The bandage should stay in place for ten days. If it is removed earlier than that, the bandage can be replaced. In order to prevent infection, it is important to keep the wound dry during this period of time. You may not shower or get the wound wet while bathing.

After ten days, you may remove the dry sterile bandage. There is no specific wound care required. The sutures will disappear on their own.

For the first four weeks after the portal catheter was placed, it is best to avoid exerting your arm and shoulder on the side that it was inserted.

Aftercare for an arm port

You can remove the pressure bandage that was placed around your upper arm after 24 hours. The dry, sterile bandage that is underneath must be changed every two days to promote wound healing.

After ten days, if the wound has nicely closed, the dry, sterile bandage may be removed. There is no specific wound care required. The sutures will disappear on their own.

It is recommended that you avoid exerting your arm and shoulder on the side the portal catheter was placed for the first four weeks afterwards.


The portal catheter will remain in palce for the full duration of the treatment and for a short time afterwards. If there are complications, such as blockages or infection, the catheter may be removed sooner.

The portal catheter will be removed using local anaesthetic. This is done in consultation with your attending physician.

Advantages of a portal catheter

  • It is easier to administer medications using a convenient and quicker access point. The septum port is accessed easily using a simple needle.
  • A portal catheter offers the possibility to administer large quantities of medication.
  • The smaller blood vessels in the forearm are thus spared.
  • You may take baths and shower.
  • There is less chance of infection than with other catheters.
  • A portal catheter may be used for blood draws.
  • A portal catheter is made from high-quality and long-lasting materials.

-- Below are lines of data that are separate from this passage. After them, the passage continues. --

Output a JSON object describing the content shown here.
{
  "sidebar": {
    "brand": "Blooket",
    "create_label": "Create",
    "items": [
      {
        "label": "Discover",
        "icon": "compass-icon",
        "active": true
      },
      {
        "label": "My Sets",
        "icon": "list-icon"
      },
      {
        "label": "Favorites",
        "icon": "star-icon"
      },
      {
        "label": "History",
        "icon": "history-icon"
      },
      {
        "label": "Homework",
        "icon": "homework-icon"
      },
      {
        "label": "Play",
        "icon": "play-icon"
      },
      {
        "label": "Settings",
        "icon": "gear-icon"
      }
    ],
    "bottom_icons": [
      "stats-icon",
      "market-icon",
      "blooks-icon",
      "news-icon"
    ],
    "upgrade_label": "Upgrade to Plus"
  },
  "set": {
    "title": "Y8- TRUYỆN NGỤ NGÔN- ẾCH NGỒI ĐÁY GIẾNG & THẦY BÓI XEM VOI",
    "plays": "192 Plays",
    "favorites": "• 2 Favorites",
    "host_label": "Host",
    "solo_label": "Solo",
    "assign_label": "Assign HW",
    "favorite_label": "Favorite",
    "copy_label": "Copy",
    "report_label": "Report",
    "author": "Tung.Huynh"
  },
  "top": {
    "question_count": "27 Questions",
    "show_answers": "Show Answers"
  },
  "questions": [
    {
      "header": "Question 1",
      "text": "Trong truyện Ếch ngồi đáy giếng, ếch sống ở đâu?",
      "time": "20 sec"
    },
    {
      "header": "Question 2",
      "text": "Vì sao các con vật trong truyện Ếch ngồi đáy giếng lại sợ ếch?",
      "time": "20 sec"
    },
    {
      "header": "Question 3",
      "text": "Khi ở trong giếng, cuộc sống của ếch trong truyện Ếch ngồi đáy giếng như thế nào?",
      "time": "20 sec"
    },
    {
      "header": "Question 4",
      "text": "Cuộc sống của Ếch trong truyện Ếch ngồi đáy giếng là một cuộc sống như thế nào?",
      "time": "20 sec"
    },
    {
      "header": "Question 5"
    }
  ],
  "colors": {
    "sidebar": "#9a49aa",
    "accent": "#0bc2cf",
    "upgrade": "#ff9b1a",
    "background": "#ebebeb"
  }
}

Things to think about with a portal catheter

  • Your portal catheter may become blocked.

If rinsing the catheter proves difficult or impossible, the nurse, GP or home care nurse may initially re-prick the needle and, if possible and without exerting additional pressure, rinse the catheter with a 0.9% physiological saline solution.

If this is not successful, please contact the Catheter Team.

  • Risk of infection.

If you have localised pain, redness or swelling, you should immediately contact your surgeon or hospital contact person. Also notify us immediately if there is secretion or pus at the wound site.

  • Risk of thrombosis.

A thick or heavy-feeling arm can be a sign of a thrombosis in one of your arm's veins. If this occurs, you must conatct your surgeon or hospital contact person immediately.

Practical information

  • Since the portal catheter is made out of artificial materials, it will not set off any alarms at places such as airport security. We do recommend, however, that you keep your implant card with you at all times.
  • Take it easy the first few days after placement. Once the wound has healed, you may resume your normal activities such as bathing, running, etcetera. It is recommended that you avoid exerting your arm and shoulder on the side the portal catheter was placed for the first four weeks afterwards.
  • Reimbursement depends on your insurance company. In Belgium, it is always reimbursed by the health fund.
  • The portal catheter is safe for testing such as computer tomography (CT) and magnetic resonance (MRI) scans, as well as any contrast that is administered.
  • You must still wear a seatbelt, even when you have a portal catheter implanted in your chest.

Centres and specialist areas

Integrated Cancer Centre in Ghent

Latest publication date: 08/07/2021